  • If the scheme is listed with HMRC, an employer will not be required to deduct National Insurance (NI) from the pension payments. However, they must deduct tax in the usual manner.

Paying paternity or adoption pay, statutory maternity

An employer must continue to pay paternity or adoption pay, statutory maternity pay up to the completion of an employee’s statutory leave of absence, even if an employee stops working.

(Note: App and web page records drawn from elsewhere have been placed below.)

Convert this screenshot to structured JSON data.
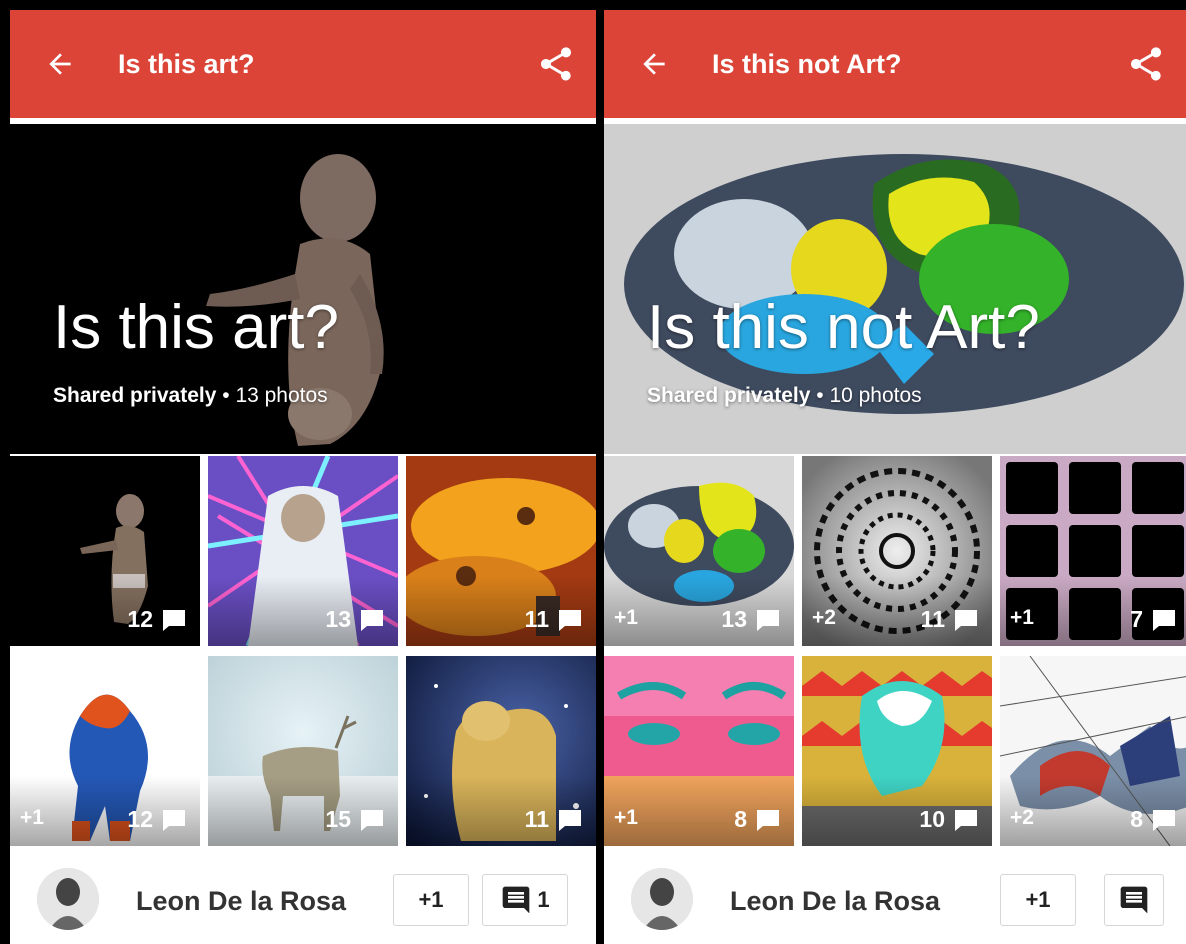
{
  "colors": {
    "appbar": "#db4437",
    "text_on_image": "#ffffff",
    "button_border": "#d6d6d6"
  },
  "panels": [
    {
      "appbar": {
        "back_icon": "arrow-back-icon",
        "title": "Is this art?",
        "share_icon": "share-icon"
      },
      "cover": {
        "title": "Is this art?",
        "shared_label": "Shared privately",
        "separator": " • ",
        "photos_label": "13 photos"
      },
      "photos": [
        {
          "plus": "",
          "comments": "12"
        },
        {
          "plus": "",
          "comments": "13"
        },
        {
          "plus": "",
          "comments": "11"
        },
        {
          "plus": "+1",
          "comments": "12"
        },
        {
          "plus": "",
          "comments": "15"
        },
        {
          "plus": "",
          "comments": "11"
        }
      ],
      "footer": {
        "author": "Leon De la Rosa",
        "plus_one": "+1",
        "comment_icon": "comment-icon",
        "comment_count": "1"
      }
    },
    {
      "appbar": {
        "back_icon": "arrow-back-icon",
        "title": "Is this not Art?",
        "share_icon": "share-icon"
      },
      "cover": {
        "title": "Is this not Art?",
        "shared_label": "Shared privately",
        "separator": " • ",
        "photos_label": "10 photos"
      },
      "photos": [
        {
          "plus": "+1",
          "comments": "13"
        },
        {
          "plus": "+2",
          "comments": "11"
        },
        {
          "plus": "+1",
          "comments": "7"
        },
        {
          "plus": "+1",
          "comments": "8"
        },
        {
          "plus": "",
          "comments": "10"
        },
        {
          "plus": "+2",
          "comments": "8"
        }
      ],
      "footer": {
        "author": "Leon De la Rosa",
        "plus_one": "+1",
        "comment_icon": "comment-icon",
        "comment_count": ""
      }
    }
  ]
}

An employer must agree with one of the below mentioned:
  • Provide an employee with a P45 when they discontinue to work, and subtract tax on the left over statutory disbursements under code 0T on a ‘month 1’ or ‘week 1’ basis (if an employee is taxes at Scottish rate, use the code S0T or C0T if an employee is taxed at the Welsh rate)
  • Use the standard tax code for the statutory disbursements and give employees a P45 after the final payment has been made, recording the final payment date as an employee’s leaving date.
Scottish Income Tax
Tax band Taxable income Scottish tax rate
Personal Allowance To a maximum of £12,500 0%
Starter rate Between £12,501 and £14,549 19%
Basic rate Between £14,550 and £24,944 20%
Intermediate rate Between £24,945 and £43,430 21%
Higher rate Between £43,431 and £150,000 41%
Top rate In excess of £150,000 46%
Income Tax in Wales
Tax Band Taxable income Tax rate
Personal Allowance To a maximum of £12,500 0%
Basic rate Between £12,501 and £50,000 20%
Higher rate Between £50,001 and £150,000 40%
Additional rate In excess of £150,000 45%

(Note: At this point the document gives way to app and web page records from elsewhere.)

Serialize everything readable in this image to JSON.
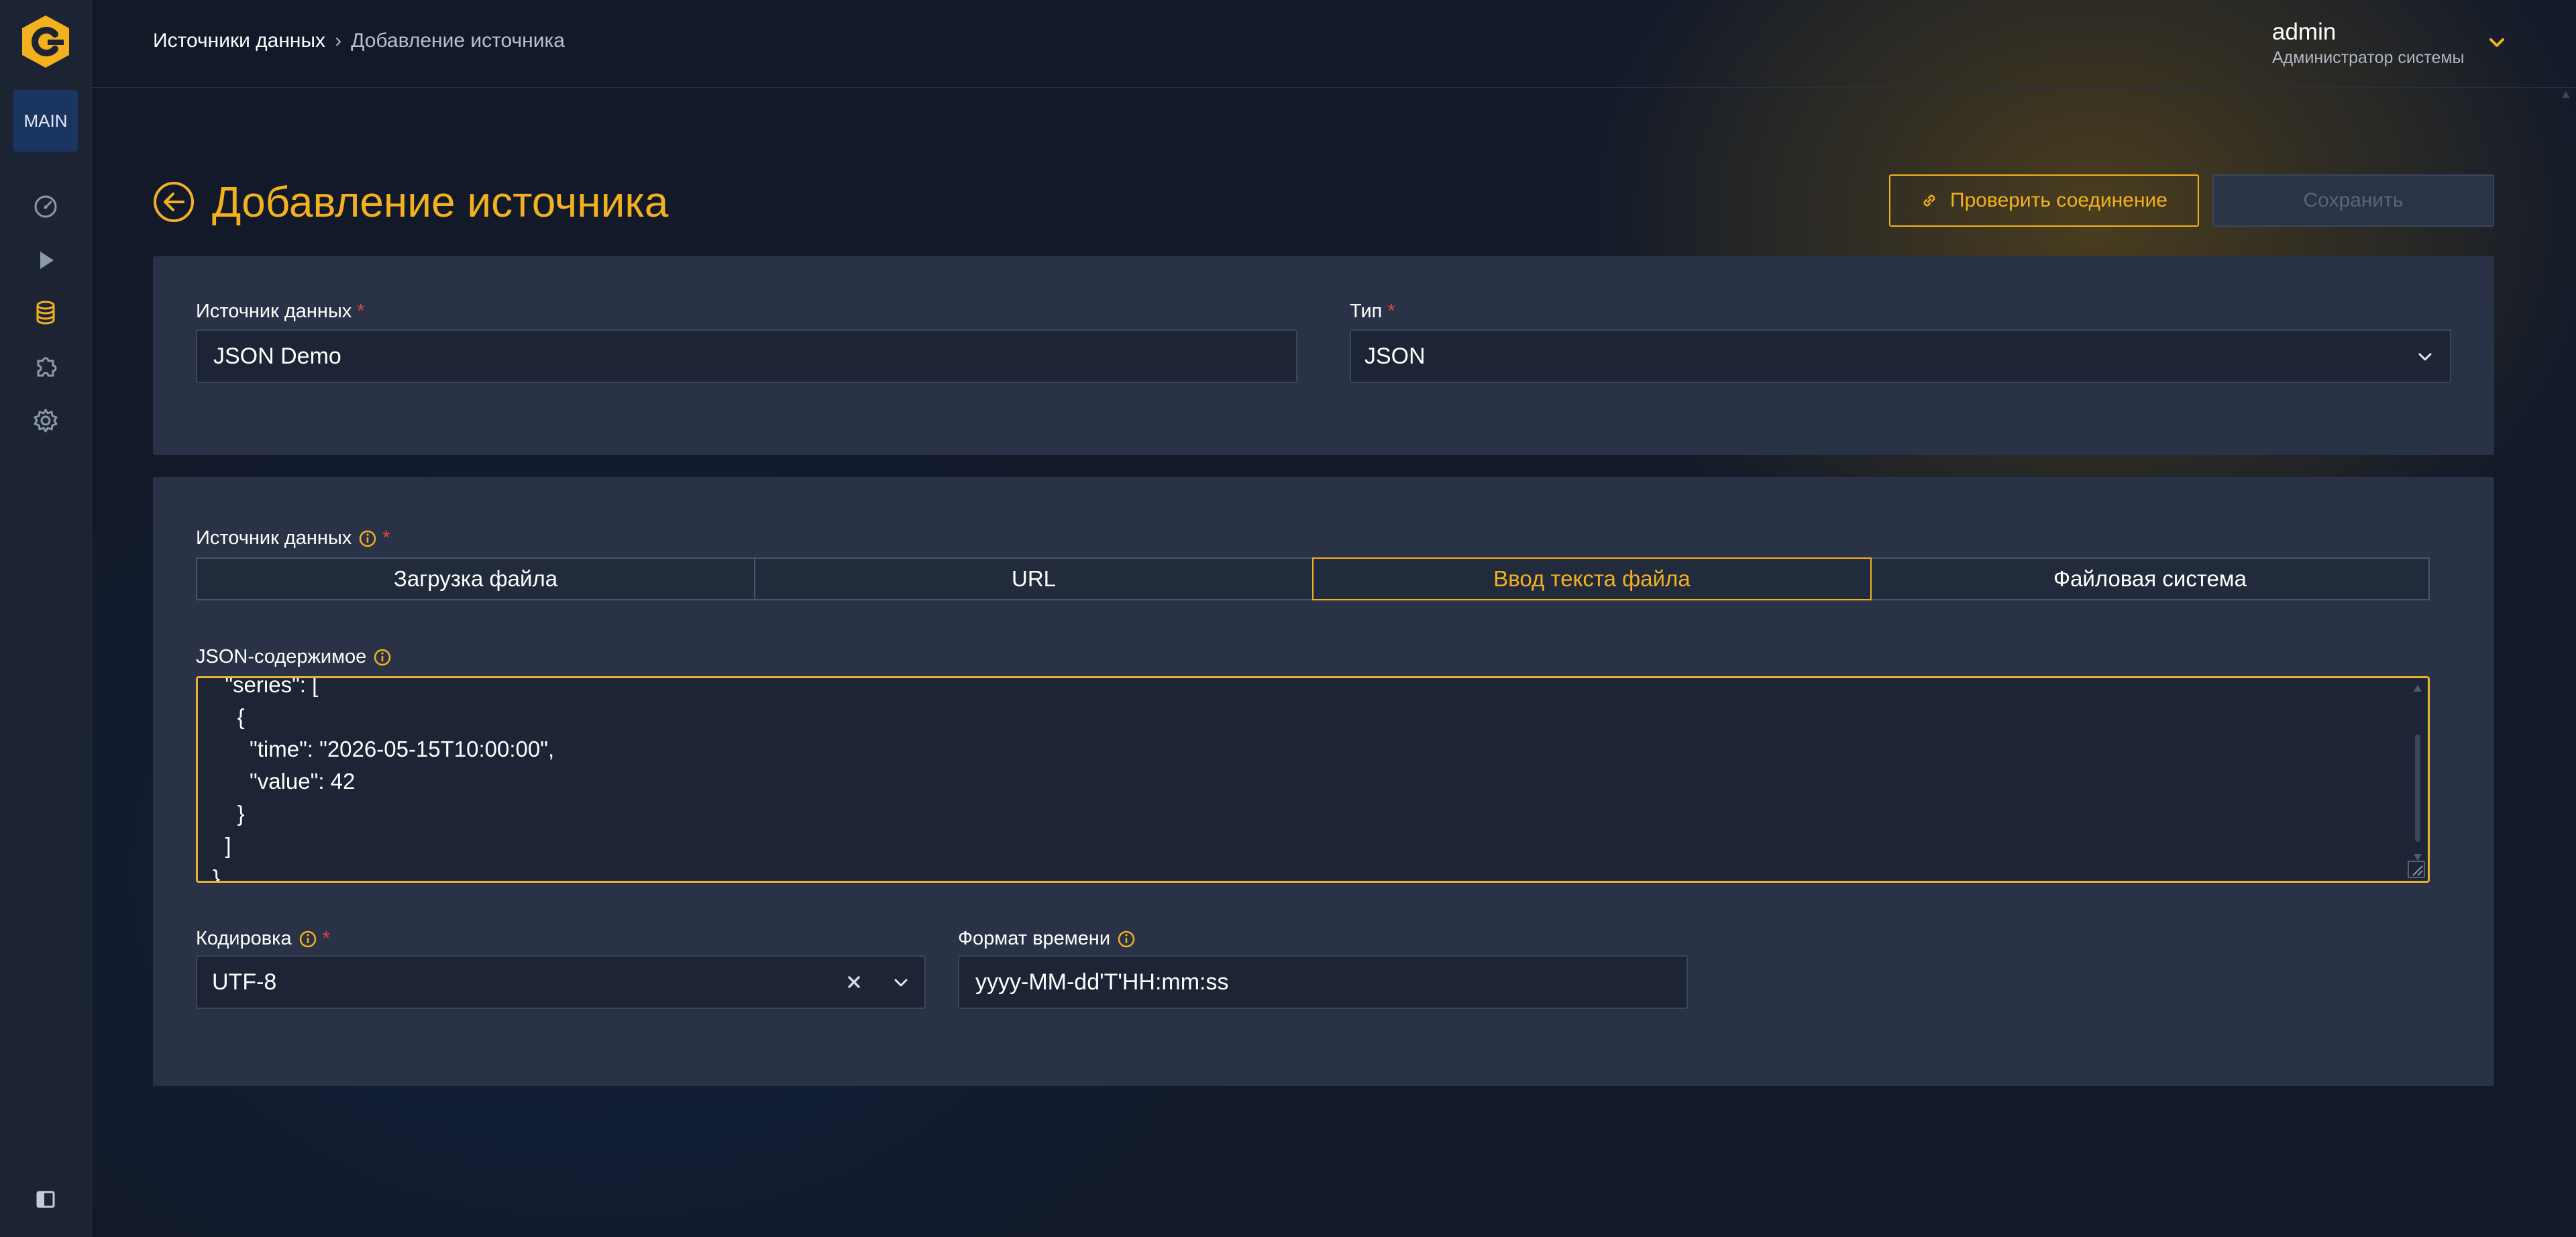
{
  "colors": {
    "accent": "#f3b120",
    "background": "#121a2a",
    "panel": "#293246",
    "required": "#e0483e"
  },
  "sidebar": {
    "workspace_badge": "MAIN",
    "items": [
      {
        "icon": "dashboard-icon"
      },
      {
        "icon": "play-icon"
      },
      {
        "icon": "database-icon",
        "active": true
      },
      {
        "icon": "puzzle-icon"
      },
      {
        "icon": "gear-icon"
      }
    ],
    "collapse_icon": "sidebar-toggle-icon"
  },
  "breadcrumb": {
    "root": "Источники данных",
    "current": "Добавление источника"
  },
  "user": {
    "name": "admin",
    "role": "Администратор системы"
  },
  "page": {
    "title": "Добавление источника"
  },
  "actions": {
    "check_label": "Проверить соединение",
    "save_label": "Сохранить"
  },
  "form": {
    "source_name": {
      "label": "Источник данных",
      "required_mark": "*",
      "value": "JSON Demo"
    },
    "type": {
      "label": "Тип",
      "required_mark": "*",
      "value": "JSON"
    },
    "data_source": {
      "label": "Источник данных",
      "required_mark": "*",
      "tabs": [
        "Загрузка файла",
        "URL",
        "Ввод текста файла",
        "Файловая система"
      ],
      "active_tab": "Ввод текста файла"
    },
    "json_content": {
      "label": "JSON-содержимое",
      "lines": [
        "  \"series\": [",
        "    {",
        "      \"time\": \"2026-05-15T10:00:00\",",
        "      \"value\": 42",
        "    }",
        "  ]",
        "}"
      ]
    },
    "encoding": {
      "label": "Кодировка",
      "required_mark": "*",
      "value": "UTF-8"
    },
    "time_format": {
      "label": "Формат времени",
      "value": "yyyy-MM-dd'T'HH:mm:ss"
    }
  }
}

Paying an employee after giving them a P45

In case an employee is required to pay an employee after he/she leaves the organisation (comprising of someone who has been getting a taxable redundancy payment in excess of £30,000):
  • Use tax code 0T on a ‘month 1’ or ‘week 1’ basis (if an employee is taxes at Scottish rate, use the code S0T or C0T if an employee is taxed at the Welsh rate)
  • Subtract National Insurance (except if it’s a termination payment) and any student loan compensations as usual– however, if an employee makes an ‘irregular’ payment such as an unexpected bonus or accrued holiday pay, consider it as a ‘once-a-week’ payment
  • Report the deductions and payment in the subsequent FPS, using an employee’s unique payroll ID, and ‘date of leaving’, and update the ‘Payment after leaving’ pointer
  • Provide an employee with written approval of the disbursement highlighting the deductions and gross amount
  • Add the supplementary payment in the ‘Year to date’ section if the disbursement is made in the similar tax year
Once a P45 form has been provided to an employee, an employer must be careful that they don’t give the employee another P45 form.